#### How to complete this task:
Copy out exactly the lines spanning the line with "Read all visible content and emit it as JSON." to the line with "Extract the structured", inclusive, from the data underneath, with no pictures.

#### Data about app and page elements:
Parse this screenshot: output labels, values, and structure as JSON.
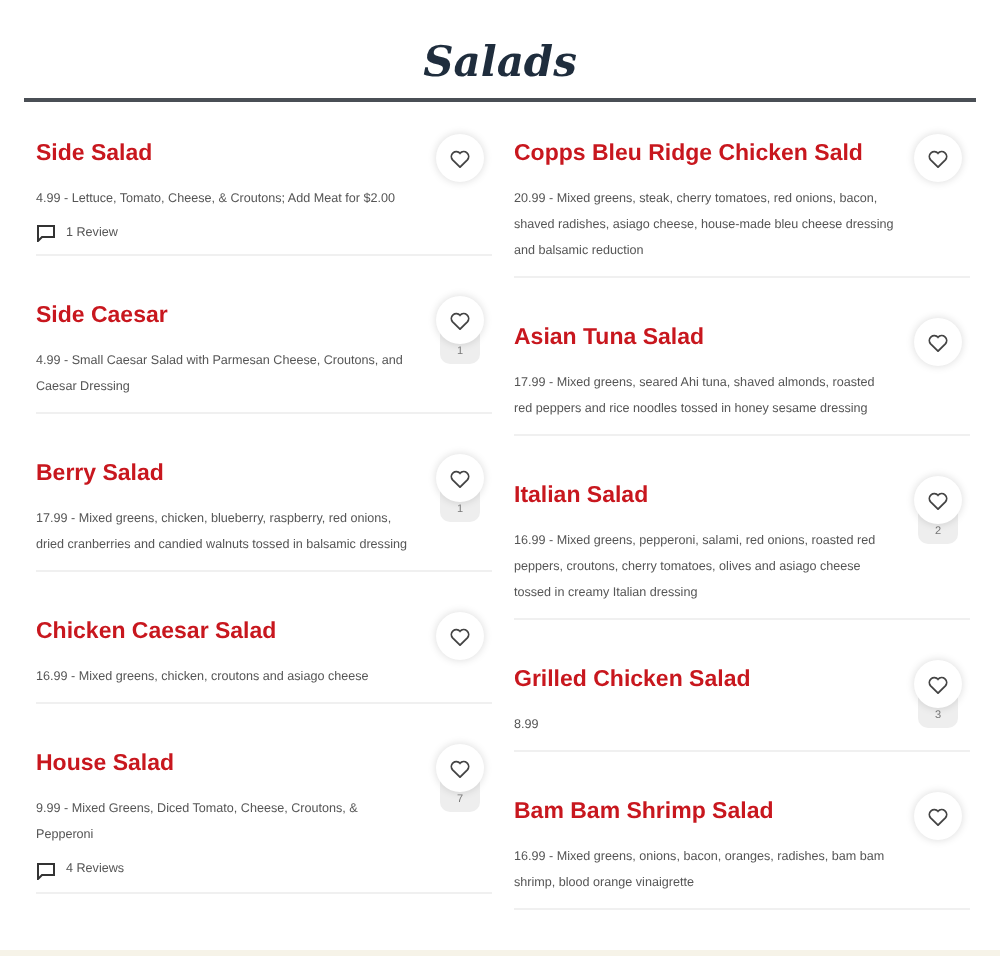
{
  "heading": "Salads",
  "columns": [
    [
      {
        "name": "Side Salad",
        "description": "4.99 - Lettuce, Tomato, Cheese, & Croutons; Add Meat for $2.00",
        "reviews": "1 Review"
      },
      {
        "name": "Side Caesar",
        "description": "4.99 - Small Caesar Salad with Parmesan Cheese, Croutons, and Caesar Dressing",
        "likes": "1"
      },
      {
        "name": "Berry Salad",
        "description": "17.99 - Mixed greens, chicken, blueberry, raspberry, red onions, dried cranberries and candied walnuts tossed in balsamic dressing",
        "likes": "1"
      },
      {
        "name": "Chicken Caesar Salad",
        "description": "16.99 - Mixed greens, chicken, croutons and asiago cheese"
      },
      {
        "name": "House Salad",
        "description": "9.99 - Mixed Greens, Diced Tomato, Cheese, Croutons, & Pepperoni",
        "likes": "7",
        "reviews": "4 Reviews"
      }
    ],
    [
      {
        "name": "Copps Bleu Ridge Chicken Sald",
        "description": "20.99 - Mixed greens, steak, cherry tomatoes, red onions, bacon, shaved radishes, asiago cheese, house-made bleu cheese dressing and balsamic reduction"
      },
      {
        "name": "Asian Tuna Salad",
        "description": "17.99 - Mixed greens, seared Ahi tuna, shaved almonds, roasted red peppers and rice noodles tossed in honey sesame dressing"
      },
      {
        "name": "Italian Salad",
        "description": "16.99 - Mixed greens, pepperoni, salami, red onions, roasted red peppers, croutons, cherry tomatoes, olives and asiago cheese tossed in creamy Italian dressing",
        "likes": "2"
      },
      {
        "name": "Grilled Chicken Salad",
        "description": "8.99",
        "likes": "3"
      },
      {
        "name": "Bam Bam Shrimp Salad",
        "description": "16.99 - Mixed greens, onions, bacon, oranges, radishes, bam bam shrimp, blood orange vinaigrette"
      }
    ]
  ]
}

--

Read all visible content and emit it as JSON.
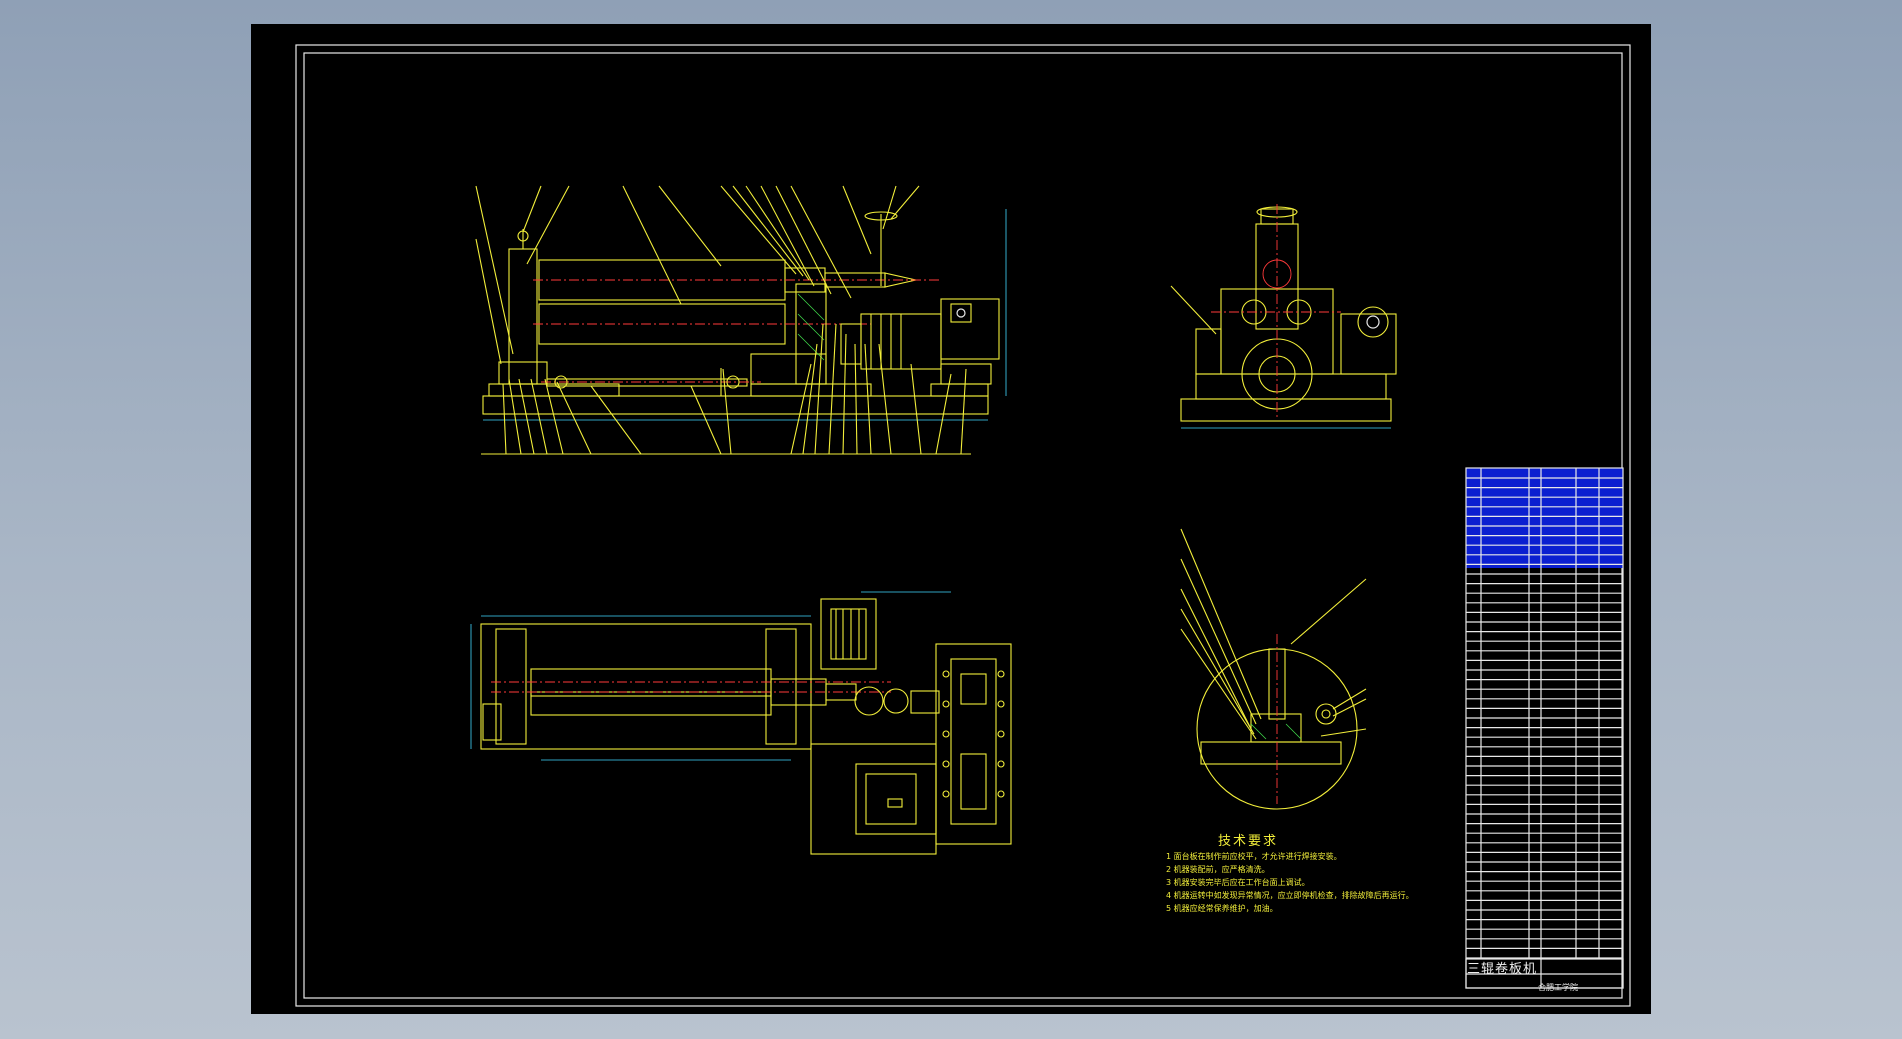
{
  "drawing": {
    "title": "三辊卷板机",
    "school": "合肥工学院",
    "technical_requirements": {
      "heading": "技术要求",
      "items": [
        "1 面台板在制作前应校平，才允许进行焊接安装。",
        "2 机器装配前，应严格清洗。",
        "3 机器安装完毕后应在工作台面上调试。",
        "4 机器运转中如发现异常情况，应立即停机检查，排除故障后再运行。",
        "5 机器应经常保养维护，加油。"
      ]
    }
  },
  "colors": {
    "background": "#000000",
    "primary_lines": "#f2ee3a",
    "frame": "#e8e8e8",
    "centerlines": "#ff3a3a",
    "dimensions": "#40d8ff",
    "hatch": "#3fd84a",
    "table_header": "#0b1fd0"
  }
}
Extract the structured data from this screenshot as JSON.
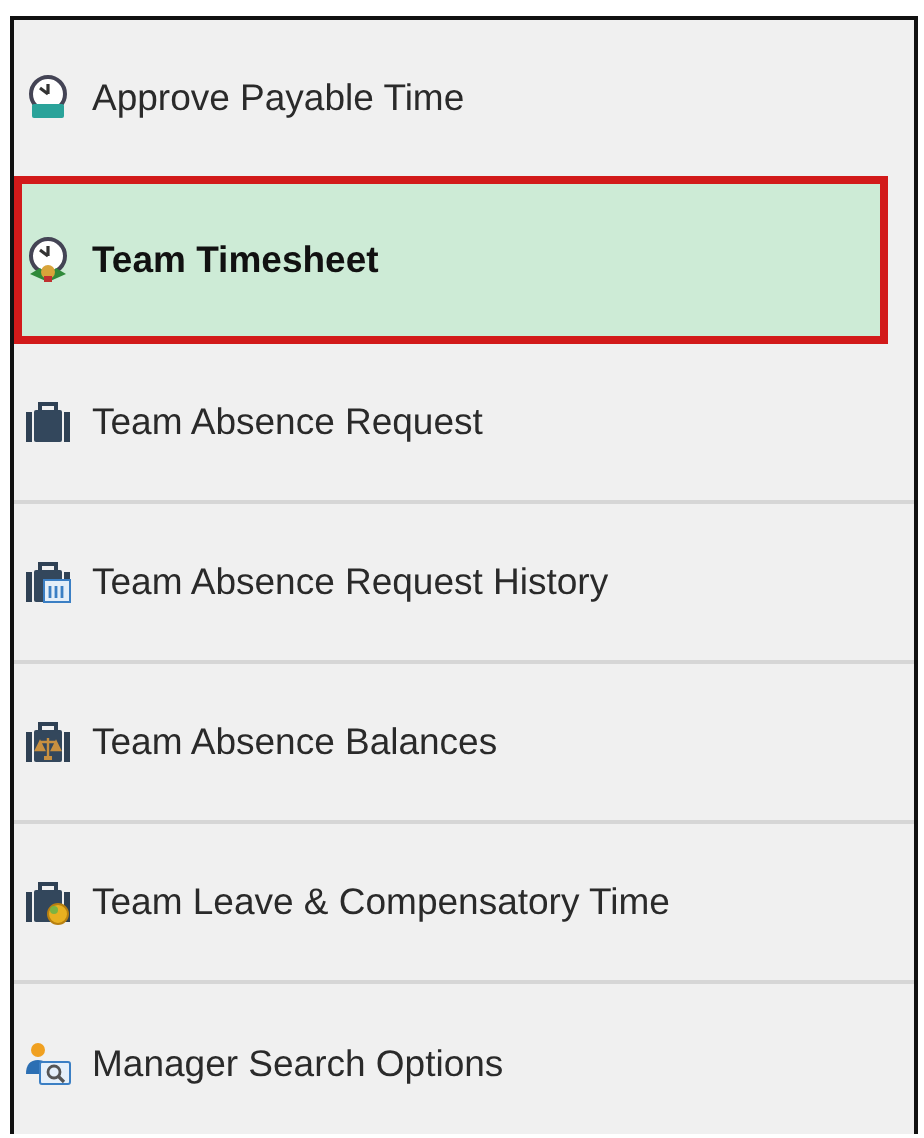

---

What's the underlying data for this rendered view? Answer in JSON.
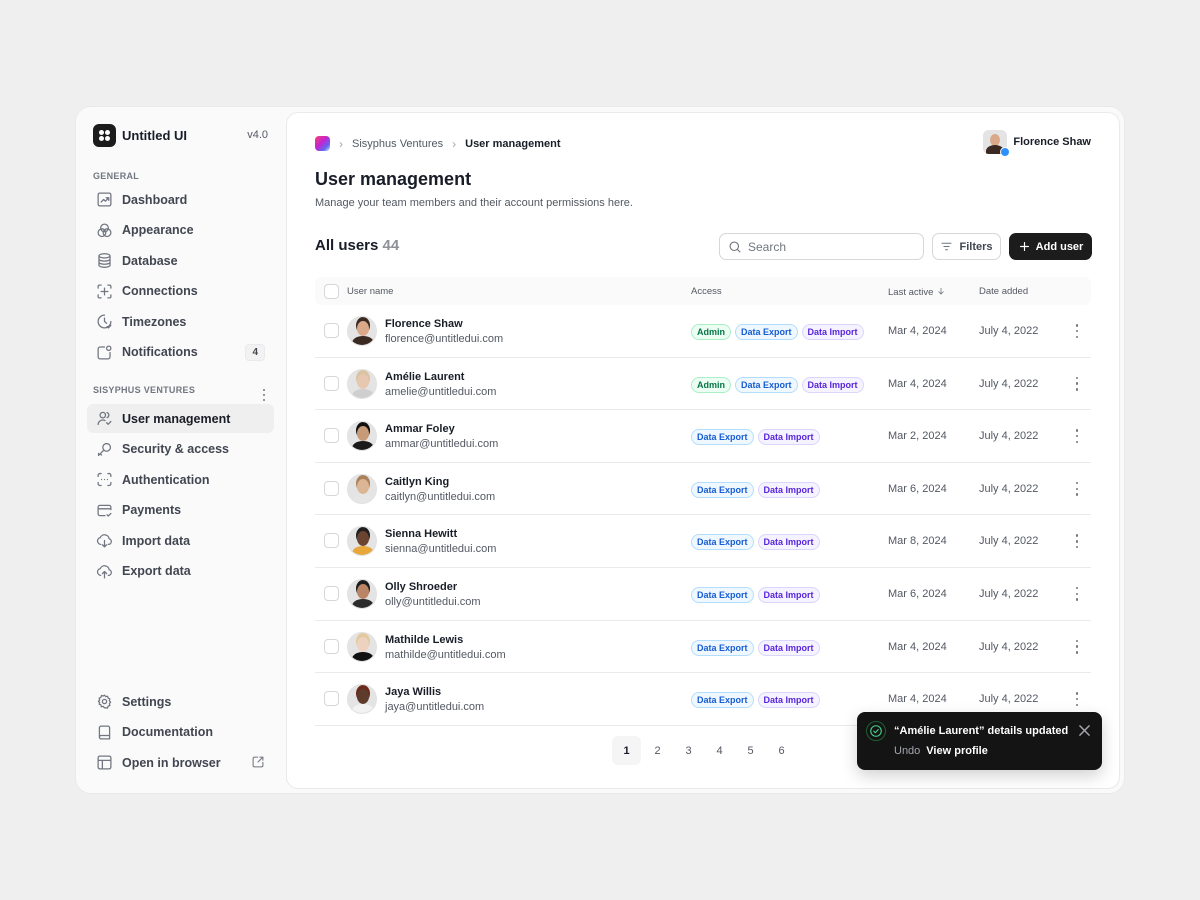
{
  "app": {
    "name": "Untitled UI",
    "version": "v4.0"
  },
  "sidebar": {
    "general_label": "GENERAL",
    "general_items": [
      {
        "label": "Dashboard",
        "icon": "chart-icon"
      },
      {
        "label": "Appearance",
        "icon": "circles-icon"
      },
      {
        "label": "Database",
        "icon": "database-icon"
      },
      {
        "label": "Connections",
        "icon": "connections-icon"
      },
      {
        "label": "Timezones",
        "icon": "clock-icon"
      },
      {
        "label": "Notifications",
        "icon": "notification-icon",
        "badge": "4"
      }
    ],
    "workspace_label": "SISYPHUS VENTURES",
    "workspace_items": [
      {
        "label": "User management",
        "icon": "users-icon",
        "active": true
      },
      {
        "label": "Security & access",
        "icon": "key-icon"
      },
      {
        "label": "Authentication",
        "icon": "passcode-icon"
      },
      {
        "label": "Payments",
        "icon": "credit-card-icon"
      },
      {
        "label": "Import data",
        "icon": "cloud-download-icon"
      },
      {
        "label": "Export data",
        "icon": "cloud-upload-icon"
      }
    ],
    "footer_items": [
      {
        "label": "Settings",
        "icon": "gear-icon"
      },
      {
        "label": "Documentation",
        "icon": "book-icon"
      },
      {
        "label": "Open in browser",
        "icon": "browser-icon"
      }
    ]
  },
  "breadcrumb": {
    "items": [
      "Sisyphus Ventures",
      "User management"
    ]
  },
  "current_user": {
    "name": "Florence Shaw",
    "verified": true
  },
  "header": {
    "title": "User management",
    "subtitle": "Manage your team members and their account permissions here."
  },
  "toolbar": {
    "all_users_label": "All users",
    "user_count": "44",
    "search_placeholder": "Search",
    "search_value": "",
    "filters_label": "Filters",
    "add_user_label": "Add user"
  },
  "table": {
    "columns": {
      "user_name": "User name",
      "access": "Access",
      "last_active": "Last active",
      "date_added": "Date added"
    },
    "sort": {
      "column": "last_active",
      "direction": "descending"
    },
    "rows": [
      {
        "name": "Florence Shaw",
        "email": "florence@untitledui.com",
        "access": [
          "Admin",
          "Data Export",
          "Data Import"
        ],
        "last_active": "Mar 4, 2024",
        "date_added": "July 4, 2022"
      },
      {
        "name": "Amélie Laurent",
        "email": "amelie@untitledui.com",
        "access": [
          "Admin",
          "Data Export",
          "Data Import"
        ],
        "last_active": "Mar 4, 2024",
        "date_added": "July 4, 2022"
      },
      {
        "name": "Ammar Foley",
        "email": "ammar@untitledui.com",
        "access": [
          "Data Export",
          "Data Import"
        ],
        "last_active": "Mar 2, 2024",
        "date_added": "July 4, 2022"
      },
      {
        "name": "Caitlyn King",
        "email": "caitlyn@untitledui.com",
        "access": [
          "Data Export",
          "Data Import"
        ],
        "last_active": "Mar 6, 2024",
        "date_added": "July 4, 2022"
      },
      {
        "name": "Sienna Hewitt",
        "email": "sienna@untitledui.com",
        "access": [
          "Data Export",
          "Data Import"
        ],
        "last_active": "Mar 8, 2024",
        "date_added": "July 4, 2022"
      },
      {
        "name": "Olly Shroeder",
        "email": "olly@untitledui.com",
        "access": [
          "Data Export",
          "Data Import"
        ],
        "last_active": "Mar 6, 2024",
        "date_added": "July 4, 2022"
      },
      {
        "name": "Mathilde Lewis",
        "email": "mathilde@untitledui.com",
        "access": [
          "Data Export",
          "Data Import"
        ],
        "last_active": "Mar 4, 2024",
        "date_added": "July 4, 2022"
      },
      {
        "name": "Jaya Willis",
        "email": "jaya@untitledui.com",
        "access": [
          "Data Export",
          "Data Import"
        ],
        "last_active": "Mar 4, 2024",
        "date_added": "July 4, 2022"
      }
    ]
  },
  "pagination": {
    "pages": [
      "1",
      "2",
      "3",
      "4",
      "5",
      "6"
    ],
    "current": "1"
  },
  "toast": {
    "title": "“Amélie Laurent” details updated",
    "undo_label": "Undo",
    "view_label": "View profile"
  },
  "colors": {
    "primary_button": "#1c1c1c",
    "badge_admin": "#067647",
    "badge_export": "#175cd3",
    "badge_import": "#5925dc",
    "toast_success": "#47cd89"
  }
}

#### Output for this task:
Read all visible content and emit it as JSON.
{
  "drawing": {
    "title": "三辊卷板机",
    "school": "合肥工学院",
    "technical_requirements": {
      "heading": "技术要求",
      "items": [
        "1 面台板在制作前应校平，才允许进行焊接安装。",
        "2 机器装配前，应严格清洗。",
        "3 机器安装完毕后应在工作台面上调试。",
        "4 机器运转中如发现异常情况，应立即停机检查，排除故障后再运行。",
        "5 机器应经常保养维护，加油。"
      ]
    }
  },
  "colors": {
    "background": "#000000",
    "primary_lines": "#f2ee3a",
    "frame": "#e8e8e8",
    "centerlines": "#ff3a3a",
    "dimensions": "#40d8ff",
    "hatch": "#3fd84a",
    "table_header": "#0b1fd0"
  }
}
Extract the structured data from this screenshot as JSON.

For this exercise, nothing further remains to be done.